***** Available records
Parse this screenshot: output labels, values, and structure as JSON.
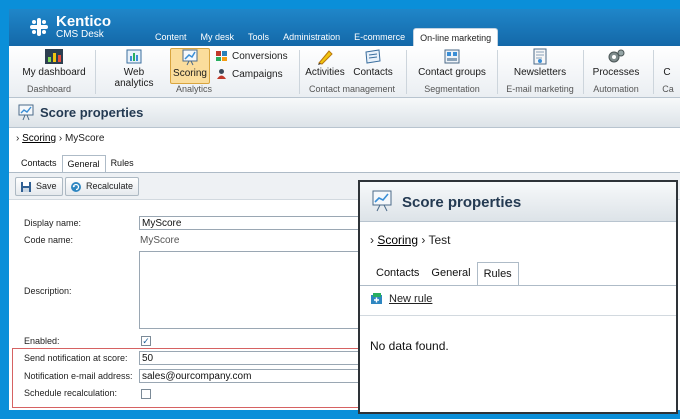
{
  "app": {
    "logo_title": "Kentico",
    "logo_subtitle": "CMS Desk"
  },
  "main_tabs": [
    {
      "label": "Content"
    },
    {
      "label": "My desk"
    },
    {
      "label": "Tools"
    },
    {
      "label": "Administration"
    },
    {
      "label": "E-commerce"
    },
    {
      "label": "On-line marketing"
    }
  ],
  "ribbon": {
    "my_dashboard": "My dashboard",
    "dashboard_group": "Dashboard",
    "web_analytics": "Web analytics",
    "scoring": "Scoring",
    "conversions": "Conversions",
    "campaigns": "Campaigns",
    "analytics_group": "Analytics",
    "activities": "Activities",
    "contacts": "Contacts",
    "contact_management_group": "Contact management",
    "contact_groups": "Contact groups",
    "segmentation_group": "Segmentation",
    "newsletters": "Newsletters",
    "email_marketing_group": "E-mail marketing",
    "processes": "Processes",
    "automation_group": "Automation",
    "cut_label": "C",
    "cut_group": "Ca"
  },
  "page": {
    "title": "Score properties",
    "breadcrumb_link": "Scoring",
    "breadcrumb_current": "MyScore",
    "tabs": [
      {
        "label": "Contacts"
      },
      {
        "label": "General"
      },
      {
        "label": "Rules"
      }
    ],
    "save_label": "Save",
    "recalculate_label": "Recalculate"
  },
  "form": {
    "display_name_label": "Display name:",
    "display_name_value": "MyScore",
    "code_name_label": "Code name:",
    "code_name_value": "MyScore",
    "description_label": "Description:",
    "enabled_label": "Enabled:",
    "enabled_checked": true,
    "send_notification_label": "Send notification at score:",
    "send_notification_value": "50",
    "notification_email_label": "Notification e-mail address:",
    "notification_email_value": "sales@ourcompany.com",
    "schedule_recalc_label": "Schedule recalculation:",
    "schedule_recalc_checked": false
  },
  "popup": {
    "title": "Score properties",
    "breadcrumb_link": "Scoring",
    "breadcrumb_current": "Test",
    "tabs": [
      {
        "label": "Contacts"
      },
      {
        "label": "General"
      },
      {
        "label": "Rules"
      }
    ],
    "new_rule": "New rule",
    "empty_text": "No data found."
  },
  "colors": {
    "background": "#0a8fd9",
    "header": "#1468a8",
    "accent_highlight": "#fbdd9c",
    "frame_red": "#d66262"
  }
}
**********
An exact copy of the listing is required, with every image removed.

-- Output of the exercise --
Parse this screenshot: output labels, values, and structure as JSON.
{
  "app": {
    "logo_title": "Kentico",
    "logo_subtitle": "CMS Desk"
  },
  "main_tabs": [
    {
      "label": "Content"
    },
    {
      "label": "My desk"
    },
    {
      "label": "Tools"
    },
    {
      "label": "Administration"
    },
    {
      "label": "E-commerce"
    },
    {
      "label": "On-line marketing"
    }
  ],
  "ribbon": {
    "my_dashboard": "My dashboard",
    "dashboard_group": "Dashboard",
    "web_analytics": "Web analytics",
    "scoring": "Scoring",
    "conversions": "Conversions",
    "campaigns": "Campaigns",
    "analytics_group": "Analytics",
    "activities": "Activities",
    "contacts": "Contacts",
    "contact_management_group": "Contact management",
    "contact_groups": "Contact groups",
    "segmentation_group": "Segmentation",
    "newsletters": "Newsletters",
    "email_marketing_group": "E-mail marketing",
    "processes": "Processes",
    "automation_group": "Automation",
    "cut_label": "C",
    "cut_group": "Ca"
  },
  "page": {
    "title": "Score properties",
    "breadcrumb_link": "Scoring",
    "breadcrumb_current": "MyScore",
    "tabs": [
      {
        "label": "Contacts"
      },
      {
        "label": "General"
      },
      {
        "label": "Rules"
      }
    ],
    "save_label": "Save",
    "recalculate_label": "Recalculate"
  },
  "form": {
    "display_name_label": "Display name:",
    "display_name_value": "MyScore",
    "code_name_label": "Code name:",
    "code_name_value": "MyScore",
    "description_label": "Description:",
    "enabled_label": "Enabled:",
    "enabled_checked": true,
    "send_notification_label": "Send notification at score:",
    "send_notification_value": "50",
    "notification_email_label": "Notification e-mail address:",
    "notification_email_value": "sales@ourcompany.com",
    "schedule_recalc_label": "Schedule recalculation:",
    "schedule_recalc_checked": false
  },
  "popup": {
    "title": "Score properties",
    "breadcrumb_link": "Scoring",
    "breadcrumb_current": "Test",
    "tabs": [
      {
        "label": "Contacts"
      },
      {
        "label": "General"
      },
      {
        "label": "Rules"
      }
    ],
    "new_rule": "New rule",
    "empty_text": "No data found."
  },
  "colors": {
    "background": "#0a8fd9",
    "header": "#1468a8",
    "accent_highlight": "#fbdd9c",
    "frame_red": "#d66262"
  }
}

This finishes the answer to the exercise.